=== Data ===
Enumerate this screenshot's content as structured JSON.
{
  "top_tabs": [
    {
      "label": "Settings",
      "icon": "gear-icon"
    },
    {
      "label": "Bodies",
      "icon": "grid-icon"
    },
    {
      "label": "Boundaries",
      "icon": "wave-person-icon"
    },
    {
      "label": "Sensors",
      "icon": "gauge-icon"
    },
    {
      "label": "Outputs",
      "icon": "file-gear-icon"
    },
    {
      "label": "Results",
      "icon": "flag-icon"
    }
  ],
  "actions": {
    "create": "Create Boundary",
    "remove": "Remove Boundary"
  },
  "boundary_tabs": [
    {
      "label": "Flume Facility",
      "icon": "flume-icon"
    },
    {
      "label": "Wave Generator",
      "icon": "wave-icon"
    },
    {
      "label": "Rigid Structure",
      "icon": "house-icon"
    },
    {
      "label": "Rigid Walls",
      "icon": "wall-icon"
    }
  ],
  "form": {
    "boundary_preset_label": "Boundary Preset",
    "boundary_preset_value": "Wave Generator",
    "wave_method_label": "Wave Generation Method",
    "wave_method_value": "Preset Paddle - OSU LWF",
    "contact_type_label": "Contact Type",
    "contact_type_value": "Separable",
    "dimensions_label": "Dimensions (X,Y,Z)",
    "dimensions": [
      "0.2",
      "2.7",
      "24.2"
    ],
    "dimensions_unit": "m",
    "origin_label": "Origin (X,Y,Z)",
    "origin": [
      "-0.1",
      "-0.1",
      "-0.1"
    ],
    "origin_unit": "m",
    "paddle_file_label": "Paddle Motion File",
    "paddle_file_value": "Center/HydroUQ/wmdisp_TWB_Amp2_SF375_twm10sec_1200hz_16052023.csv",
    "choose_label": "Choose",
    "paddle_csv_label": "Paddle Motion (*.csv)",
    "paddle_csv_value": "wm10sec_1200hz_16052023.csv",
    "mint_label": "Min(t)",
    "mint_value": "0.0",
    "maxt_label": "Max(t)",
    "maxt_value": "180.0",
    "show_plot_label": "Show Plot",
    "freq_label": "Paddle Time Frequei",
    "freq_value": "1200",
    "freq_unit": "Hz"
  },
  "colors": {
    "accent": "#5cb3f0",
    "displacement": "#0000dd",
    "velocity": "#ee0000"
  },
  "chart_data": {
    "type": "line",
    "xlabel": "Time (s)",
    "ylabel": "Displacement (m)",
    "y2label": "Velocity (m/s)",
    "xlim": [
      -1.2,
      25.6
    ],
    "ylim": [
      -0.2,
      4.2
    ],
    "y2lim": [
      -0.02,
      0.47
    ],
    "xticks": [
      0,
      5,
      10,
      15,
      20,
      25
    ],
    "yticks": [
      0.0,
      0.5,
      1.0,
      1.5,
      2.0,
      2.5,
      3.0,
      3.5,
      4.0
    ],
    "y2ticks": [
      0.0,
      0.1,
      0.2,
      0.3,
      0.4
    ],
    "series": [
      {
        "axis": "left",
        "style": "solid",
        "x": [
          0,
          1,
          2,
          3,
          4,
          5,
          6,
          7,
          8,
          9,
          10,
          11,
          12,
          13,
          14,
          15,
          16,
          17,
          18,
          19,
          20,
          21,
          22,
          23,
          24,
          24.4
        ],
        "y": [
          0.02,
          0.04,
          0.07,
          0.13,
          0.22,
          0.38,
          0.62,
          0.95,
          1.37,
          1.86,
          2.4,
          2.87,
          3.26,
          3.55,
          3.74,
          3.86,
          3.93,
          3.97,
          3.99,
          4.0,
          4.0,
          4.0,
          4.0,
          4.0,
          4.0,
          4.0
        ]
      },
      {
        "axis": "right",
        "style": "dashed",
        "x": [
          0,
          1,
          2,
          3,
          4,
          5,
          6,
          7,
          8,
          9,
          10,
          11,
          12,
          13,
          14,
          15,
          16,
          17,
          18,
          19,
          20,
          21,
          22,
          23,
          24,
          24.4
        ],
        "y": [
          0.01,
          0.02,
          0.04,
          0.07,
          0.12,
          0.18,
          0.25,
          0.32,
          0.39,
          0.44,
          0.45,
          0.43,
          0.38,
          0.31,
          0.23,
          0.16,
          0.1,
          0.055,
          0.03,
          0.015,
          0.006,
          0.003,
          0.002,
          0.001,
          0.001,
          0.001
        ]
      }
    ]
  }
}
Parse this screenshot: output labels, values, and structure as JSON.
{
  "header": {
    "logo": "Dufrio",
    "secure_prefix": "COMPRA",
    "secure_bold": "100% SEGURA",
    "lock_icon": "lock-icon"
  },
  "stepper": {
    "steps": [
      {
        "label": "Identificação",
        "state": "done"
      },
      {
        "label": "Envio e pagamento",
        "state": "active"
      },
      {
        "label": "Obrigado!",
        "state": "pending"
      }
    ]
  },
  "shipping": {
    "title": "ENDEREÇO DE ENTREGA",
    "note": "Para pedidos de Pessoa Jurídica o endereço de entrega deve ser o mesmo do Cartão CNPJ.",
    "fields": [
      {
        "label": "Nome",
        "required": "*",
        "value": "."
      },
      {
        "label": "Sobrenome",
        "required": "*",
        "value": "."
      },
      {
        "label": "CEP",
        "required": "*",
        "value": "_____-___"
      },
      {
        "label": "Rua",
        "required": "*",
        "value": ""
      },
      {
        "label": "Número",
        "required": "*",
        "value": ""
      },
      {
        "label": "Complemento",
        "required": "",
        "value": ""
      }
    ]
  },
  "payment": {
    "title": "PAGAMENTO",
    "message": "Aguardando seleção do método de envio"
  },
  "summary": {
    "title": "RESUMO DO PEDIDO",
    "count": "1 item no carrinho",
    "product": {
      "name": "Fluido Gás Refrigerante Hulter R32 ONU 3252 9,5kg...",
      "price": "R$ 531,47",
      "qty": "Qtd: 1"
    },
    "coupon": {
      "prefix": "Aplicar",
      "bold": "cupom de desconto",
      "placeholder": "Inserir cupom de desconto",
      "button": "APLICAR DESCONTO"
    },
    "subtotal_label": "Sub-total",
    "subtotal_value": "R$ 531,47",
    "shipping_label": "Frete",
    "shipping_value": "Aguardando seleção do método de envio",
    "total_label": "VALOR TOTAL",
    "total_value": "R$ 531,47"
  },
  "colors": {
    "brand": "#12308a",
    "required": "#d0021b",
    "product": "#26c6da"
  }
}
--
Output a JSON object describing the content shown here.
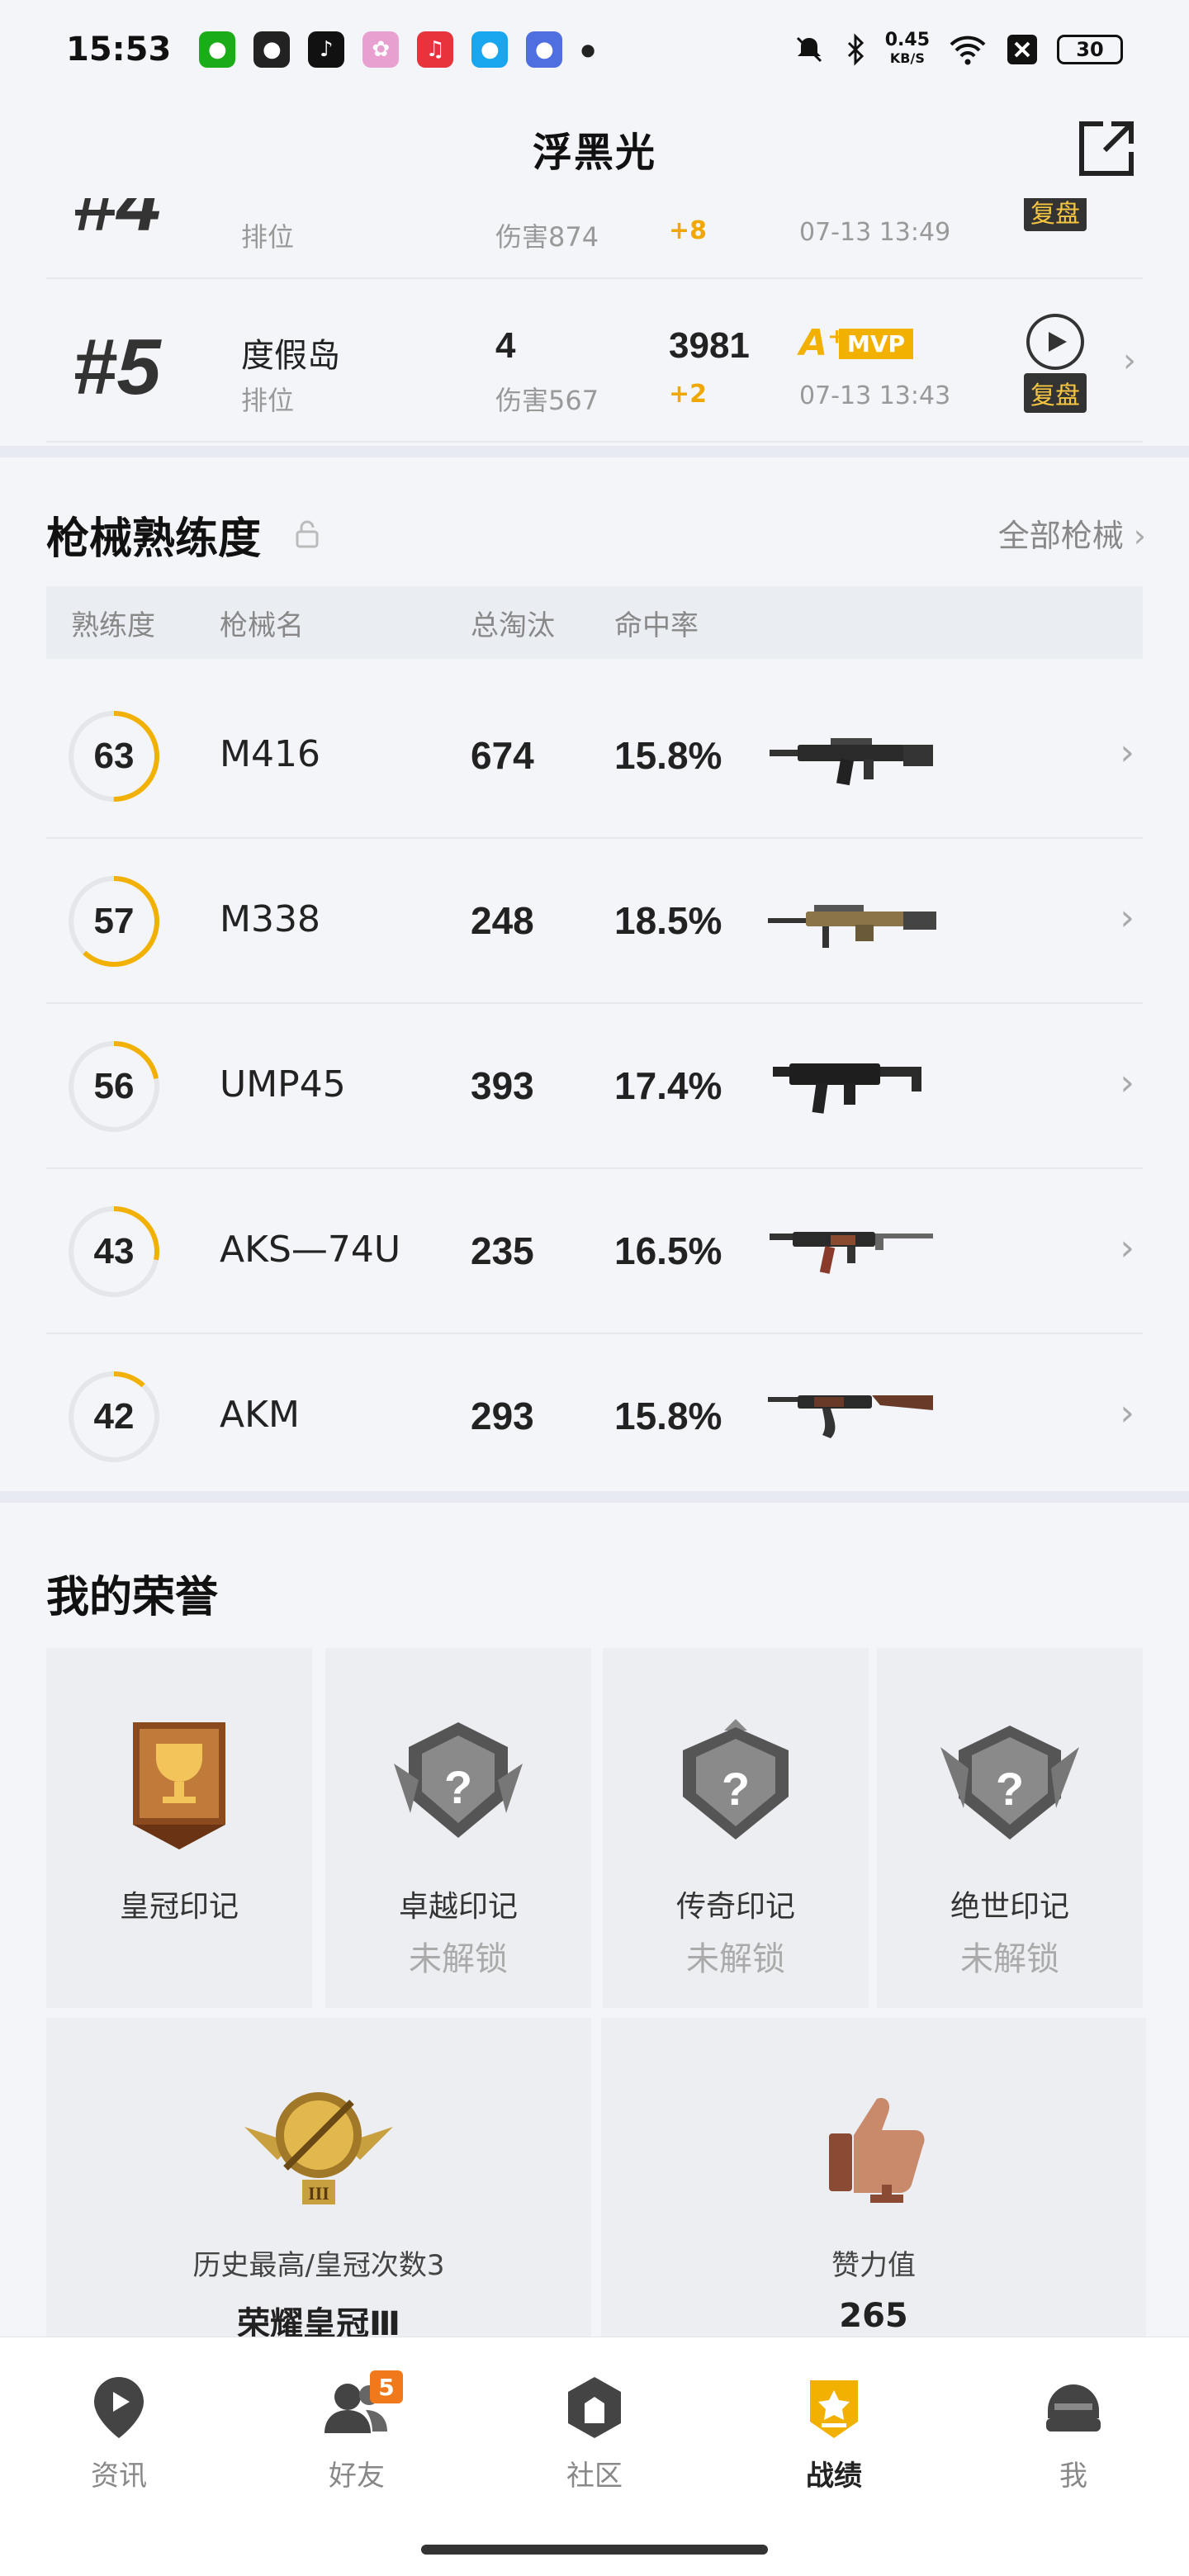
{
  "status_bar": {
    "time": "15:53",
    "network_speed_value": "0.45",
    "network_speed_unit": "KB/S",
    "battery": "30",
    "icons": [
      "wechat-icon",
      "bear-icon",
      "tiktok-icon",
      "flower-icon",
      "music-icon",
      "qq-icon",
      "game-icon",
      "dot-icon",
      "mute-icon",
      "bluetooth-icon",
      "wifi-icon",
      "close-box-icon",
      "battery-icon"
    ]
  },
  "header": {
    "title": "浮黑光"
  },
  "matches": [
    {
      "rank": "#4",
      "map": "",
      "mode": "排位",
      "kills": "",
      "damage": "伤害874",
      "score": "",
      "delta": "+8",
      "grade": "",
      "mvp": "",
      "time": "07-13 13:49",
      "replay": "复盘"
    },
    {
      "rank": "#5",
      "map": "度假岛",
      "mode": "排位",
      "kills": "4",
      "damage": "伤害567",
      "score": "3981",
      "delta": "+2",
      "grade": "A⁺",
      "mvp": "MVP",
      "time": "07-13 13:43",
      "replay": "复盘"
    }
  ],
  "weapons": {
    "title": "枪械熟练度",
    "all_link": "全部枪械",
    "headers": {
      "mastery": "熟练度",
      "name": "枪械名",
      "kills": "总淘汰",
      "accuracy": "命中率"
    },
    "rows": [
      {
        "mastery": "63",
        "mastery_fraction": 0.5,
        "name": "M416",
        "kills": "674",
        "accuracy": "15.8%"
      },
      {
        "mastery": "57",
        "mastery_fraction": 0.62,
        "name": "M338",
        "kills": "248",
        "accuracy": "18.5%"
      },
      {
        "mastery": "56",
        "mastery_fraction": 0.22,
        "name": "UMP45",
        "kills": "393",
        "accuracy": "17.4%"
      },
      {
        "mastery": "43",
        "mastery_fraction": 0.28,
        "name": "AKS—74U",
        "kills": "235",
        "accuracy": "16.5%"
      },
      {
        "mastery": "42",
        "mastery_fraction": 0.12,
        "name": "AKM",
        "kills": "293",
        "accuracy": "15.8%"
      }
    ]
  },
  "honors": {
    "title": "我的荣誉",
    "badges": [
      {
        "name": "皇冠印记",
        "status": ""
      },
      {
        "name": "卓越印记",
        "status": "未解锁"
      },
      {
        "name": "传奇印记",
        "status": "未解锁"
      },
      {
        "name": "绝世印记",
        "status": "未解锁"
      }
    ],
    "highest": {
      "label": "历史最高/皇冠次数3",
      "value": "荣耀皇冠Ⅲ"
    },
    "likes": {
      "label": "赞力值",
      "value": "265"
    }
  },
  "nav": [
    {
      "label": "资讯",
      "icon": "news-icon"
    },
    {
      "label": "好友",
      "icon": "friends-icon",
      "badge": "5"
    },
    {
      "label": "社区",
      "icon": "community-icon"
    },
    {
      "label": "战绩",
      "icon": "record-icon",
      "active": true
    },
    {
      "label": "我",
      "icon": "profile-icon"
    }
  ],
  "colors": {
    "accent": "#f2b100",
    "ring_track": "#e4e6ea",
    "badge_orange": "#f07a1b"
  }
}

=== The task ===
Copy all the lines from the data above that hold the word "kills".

=== Completed exercise ===
      "kills": "",
      "kills": "4",
      "kills": "总淘汰",
        "kills": "674",
        "kills": "248",
        "kills": "393",
        "kills": "235",
        "kills": "293",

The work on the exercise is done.